:: Exercise material ::
------------------------------------------------------------------------
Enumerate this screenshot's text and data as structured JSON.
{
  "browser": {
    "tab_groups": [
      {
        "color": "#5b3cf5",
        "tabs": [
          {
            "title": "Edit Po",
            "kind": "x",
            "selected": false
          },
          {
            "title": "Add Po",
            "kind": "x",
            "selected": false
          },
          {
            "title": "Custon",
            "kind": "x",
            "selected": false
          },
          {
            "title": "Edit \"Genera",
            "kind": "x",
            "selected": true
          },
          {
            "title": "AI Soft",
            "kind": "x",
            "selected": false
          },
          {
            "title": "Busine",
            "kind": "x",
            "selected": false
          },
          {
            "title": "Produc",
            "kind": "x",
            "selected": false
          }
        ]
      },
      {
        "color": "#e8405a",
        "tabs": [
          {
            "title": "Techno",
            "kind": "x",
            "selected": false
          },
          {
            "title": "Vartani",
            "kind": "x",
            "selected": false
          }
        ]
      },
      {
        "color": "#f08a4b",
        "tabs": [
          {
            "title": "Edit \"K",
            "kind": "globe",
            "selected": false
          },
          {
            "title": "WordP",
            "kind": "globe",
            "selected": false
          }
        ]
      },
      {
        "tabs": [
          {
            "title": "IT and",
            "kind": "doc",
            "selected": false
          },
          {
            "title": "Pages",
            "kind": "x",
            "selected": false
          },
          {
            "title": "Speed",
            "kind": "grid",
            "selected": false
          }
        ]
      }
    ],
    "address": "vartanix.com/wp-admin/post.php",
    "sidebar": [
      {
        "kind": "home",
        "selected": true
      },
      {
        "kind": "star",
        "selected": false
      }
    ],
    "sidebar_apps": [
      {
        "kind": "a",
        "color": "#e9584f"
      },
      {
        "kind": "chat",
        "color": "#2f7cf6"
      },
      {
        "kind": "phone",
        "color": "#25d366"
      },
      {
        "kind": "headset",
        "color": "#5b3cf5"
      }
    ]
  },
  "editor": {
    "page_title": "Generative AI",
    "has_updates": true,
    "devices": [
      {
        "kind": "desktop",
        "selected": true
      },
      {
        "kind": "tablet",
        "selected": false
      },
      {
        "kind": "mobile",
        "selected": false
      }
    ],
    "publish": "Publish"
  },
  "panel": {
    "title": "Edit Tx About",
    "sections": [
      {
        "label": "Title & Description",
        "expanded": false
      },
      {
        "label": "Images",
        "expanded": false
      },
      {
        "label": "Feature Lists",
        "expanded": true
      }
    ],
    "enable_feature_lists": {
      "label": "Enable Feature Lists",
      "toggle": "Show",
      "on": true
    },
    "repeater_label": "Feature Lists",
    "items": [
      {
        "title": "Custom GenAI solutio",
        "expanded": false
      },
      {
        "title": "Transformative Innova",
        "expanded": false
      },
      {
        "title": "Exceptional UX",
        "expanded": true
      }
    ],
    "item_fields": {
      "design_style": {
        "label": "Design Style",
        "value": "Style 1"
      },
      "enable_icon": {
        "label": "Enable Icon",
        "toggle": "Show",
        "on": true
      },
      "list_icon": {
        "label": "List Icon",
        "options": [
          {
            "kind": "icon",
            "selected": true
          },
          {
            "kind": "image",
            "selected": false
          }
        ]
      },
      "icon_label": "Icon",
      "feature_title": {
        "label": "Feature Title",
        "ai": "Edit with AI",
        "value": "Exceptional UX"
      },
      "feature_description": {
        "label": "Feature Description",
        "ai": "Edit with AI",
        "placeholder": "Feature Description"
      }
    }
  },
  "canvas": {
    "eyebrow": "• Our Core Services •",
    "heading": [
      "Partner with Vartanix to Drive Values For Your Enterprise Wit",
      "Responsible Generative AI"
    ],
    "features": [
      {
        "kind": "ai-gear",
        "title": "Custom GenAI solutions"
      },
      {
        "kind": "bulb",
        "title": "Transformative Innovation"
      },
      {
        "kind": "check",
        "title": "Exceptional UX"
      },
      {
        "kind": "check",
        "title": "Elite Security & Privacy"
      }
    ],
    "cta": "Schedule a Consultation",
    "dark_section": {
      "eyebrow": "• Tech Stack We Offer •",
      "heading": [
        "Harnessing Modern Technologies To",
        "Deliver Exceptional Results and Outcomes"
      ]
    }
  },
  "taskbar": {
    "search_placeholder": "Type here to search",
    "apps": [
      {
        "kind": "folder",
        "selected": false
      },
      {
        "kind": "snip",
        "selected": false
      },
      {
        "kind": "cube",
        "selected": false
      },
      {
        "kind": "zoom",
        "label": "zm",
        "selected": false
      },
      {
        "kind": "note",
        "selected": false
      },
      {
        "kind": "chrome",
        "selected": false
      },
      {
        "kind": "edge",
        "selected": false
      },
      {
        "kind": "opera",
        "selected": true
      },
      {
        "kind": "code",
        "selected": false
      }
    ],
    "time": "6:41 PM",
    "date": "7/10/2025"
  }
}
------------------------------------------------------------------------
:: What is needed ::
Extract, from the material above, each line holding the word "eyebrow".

:: Written solution ::
    "eyebrow": "• Our Core Services •",
      "eyebrow": "• Tech Stack We Offer •",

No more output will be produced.